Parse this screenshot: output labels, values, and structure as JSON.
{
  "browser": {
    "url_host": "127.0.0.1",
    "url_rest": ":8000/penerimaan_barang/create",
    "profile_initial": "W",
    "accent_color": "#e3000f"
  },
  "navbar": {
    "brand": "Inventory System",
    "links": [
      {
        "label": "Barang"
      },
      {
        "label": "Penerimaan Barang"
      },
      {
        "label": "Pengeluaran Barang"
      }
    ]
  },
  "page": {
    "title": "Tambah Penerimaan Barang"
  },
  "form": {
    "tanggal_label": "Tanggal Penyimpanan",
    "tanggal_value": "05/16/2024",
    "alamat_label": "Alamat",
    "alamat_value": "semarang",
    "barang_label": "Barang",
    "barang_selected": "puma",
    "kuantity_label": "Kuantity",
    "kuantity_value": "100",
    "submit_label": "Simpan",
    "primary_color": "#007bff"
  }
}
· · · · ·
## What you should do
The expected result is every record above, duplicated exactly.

## Answer to the exercise
Parse this screenshot: output labels, values, and structure as JSON.
{
  "browser": {
    "url_host": "127.0.0.1",
    "url_rest": ":8000/penerimaan_barang/create",
    "profile_initial": "W",
    "accent_color": "#e3000f"
  },
  "navbar": {
    "brand": "Inventory System",
    "links": [
      {
        "label": "Barang"
      },
      {
        "label": "Penerimaan Barang"
      },
      {
        "label": "Pengeluaran Barang"
      }
    ]
  },
  "page": {
    "title": "Tambah Penerimaan Barang"
  },
  "form": {
    "tanggal_label": "Tanggal Penyimpanan",
    "tanggal_value": "05/16/2024",
    "alamat_label": "Alamat",
    "alamat_value": "semarang",
    "barang_label": "Barang",
    "barang_selected": "puma",
    "kuantity_label": "Kuantity",
    "kuantity_value": "100",
    "submit_label": "Simpan",
    "primary_color": "#007bff"
  }
}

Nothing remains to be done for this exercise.